*** RECORDS FOR THE EXERCISE ***

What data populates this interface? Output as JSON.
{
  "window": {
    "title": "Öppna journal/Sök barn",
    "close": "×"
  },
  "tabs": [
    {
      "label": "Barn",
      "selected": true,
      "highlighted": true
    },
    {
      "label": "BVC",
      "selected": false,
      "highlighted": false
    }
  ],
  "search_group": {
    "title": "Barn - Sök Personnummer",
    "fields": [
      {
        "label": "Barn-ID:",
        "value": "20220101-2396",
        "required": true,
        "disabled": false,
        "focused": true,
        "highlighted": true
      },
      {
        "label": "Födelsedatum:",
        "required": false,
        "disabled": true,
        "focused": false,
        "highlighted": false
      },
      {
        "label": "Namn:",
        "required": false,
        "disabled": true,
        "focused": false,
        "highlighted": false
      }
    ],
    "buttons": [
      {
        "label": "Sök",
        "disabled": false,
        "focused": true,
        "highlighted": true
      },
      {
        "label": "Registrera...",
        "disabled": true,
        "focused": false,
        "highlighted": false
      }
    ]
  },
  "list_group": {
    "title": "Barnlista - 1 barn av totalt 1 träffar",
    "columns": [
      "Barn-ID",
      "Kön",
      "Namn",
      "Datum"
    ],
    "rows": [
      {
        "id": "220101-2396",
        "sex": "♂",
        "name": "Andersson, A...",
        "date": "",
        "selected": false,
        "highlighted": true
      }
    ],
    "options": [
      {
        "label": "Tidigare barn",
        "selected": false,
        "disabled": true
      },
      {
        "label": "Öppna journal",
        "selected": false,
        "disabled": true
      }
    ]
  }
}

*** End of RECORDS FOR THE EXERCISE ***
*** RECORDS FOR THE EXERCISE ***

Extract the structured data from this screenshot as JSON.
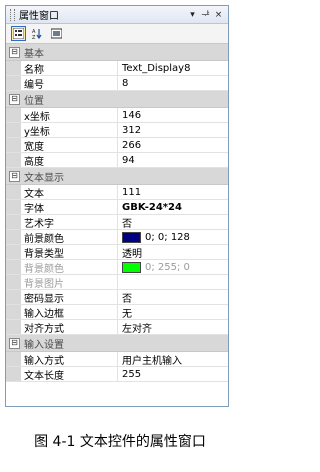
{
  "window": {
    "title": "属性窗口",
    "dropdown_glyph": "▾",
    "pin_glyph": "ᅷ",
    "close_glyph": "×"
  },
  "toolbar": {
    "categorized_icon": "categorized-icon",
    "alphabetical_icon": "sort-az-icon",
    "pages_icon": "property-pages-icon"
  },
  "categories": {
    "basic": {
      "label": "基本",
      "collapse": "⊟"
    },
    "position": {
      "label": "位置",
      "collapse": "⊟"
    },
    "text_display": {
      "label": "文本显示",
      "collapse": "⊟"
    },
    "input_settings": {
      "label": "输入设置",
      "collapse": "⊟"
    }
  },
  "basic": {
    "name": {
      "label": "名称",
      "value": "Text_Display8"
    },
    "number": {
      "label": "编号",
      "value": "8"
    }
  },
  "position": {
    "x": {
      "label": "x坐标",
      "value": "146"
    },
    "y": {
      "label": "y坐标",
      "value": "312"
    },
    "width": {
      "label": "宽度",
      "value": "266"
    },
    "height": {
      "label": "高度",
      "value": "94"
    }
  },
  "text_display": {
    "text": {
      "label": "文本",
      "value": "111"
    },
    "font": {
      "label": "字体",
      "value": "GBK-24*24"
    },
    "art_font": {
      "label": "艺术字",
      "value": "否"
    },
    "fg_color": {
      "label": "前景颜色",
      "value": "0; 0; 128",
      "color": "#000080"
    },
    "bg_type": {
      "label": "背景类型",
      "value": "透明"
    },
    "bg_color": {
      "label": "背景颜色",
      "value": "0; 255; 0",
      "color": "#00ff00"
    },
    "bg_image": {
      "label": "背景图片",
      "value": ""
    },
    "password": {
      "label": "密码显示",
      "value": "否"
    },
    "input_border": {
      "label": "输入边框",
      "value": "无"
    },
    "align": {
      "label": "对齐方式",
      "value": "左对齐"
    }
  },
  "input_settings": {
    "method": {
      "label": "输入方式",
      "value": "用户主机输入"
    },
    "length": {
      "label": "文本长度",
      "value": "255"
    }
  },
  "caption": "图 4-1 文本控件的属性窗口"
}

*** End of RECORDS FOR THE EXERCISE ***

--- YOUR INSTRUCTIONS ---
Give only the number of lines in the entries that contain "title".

--- ANSWER SPACE ---
4